Cruise ships have contributed to the spread of covid-19 around the world and State responses to the pandemic have needed to account for the presence of these ships in their ports and the medical treatment of both passengers and crew on board. This contribution outlines the key bodies of international law that must be brought to bear in deciding on State action in response to cruise ships and their covid-19 cases: the law of the sea, international health law, shipping conventions and especially treaties protecting the rights of seafarers, international human rights law and laws relating to consular assistance. While these laws tend to reinforce each other, it is argued that the need for humanitarian considerations to feature strongly in State decision-making is challenged by systemic weaknesses.

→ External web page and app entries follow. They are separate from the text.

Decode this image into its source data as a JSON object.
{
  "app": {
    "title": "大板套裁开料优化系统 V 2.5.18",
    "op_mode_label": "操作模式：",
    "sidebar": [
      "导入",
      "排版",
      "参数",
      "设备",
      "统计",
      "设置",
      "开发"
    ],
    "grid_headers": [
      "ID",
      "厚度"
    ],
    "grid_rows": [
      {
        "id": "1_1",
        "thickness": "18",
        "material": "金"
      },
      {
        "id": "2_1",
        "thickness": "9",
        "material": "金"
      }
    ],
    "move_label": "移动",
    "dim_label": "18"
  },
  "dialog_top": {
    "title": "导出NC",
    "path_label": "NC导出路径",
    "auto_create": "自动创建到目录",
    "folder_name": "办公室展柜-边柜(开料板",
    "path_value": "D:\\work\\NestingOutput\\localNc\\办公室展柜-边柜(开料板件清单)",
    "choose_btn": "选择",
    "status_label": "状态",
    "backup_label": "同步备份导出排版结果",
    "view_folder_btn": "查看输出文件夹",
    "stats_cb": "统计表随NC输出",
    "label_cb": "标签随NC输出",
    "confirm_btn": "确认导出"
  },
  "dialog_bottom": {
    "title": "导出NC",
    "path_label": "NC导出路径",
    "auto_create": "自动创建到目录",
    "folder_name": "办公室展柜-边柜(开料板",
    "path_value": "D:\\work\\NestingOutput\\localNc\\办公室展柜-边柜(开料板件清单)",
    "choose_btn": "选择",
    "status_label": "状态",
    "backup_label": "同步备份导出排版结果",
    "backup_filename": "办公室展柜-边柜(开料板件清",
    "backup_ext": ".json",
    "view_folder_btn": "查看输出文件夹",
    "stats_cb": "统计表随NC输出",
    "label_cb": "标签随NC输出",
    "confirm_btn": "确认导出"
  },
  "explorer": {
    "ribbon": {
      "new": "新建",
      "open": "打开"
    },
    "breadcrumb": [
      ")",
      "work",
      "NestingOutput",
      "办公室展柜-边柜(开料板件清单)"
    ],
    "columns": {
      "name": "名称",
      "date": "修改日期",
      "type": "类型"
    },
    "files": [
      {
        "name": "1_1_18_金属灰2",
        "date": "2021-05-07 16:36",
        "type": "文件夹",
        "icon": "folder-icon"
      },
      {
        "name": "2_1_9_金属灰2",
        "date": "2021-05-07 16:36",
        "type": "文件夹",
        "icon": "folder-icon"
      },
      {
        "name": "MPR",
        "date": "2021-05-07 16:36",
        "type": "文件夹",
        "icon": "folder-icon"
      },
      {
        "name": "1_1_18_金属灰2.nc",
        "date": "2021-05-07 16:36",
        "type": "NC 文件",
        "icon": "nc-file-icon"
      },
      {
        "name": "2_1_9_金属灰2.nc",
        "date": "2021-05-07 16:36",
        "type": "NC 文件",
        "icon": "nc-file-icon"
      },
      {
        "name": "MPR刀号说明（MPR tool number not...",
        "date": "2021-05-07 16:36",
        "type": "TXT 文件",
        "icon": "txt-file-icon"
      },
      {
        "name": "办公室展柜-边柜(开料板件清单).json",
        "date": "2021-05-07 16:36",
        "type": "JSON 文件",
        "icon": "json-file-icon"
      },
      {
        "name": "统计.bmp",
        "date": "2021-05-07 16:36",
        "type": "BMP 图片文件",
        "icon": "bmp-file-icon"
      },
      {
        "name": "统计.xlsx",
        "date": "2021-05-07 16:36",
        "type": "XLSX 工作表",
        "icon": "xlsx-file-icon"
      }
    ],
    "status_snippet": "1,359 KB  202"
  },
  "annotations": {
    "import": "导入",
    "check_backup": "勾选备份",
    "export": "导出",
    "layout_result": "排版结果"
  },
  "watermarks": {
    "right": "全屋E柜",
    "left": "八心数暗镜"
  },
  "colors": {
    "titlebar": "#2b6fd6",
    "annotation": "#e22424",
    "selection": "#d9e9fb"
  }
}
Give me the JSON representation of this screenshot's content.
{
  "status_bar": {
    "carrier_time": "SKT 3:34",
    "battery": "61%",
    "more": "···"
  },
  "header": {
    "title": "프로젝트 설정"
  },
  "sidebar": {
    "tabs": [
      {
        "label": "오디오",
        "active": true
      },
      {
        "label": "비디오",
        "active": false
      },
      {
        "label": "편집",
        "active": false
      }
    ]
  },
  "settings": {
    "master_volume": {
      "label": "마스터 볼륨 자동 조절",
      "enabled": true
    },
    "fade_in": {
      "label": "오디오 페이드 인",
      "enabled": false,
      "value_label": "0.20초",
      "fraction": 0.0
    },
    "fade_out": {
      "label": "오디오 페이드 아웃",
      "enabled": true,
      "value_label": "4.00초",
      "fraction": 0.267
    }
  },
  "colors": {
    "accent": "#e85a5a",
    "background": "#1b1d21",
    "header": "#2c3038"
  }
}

The Timor Sea Conciliation was the first compulsory conciliation under the UN Convention on the Law of the Sea (unclos), commencing in 2016 and concluding with the release of the Conciliation Commission’s Report and Recommendations in May 2018. The use of this mechanism prompts the question as to whether this is a harbinger for resort to conciliation to resolve other outstanding maritime boundary disputes, or indeed for the use of conciliation more generally for other disputes. Or are the circumstances so unique that we cannot expect a flurry of conciliation proceedings in the near future? This paper seeks to explore these questions in providing: a brief background to the boundary dispute between Timor-Leste and Australia; the features of conciliation and how it has previously been used in international dispute settlement; the requirements for conciliation under unclos in relation to maritime boundary disputes and how well the dispute between Timor-Leste and Australia met these requirements; the process and achievements of the conciliation commission in resolving the Timor-Leste / Australia maritime boundary dispute and what is anticipated under unclos in the follow-up to a conciliation of a maritime boundary dispute.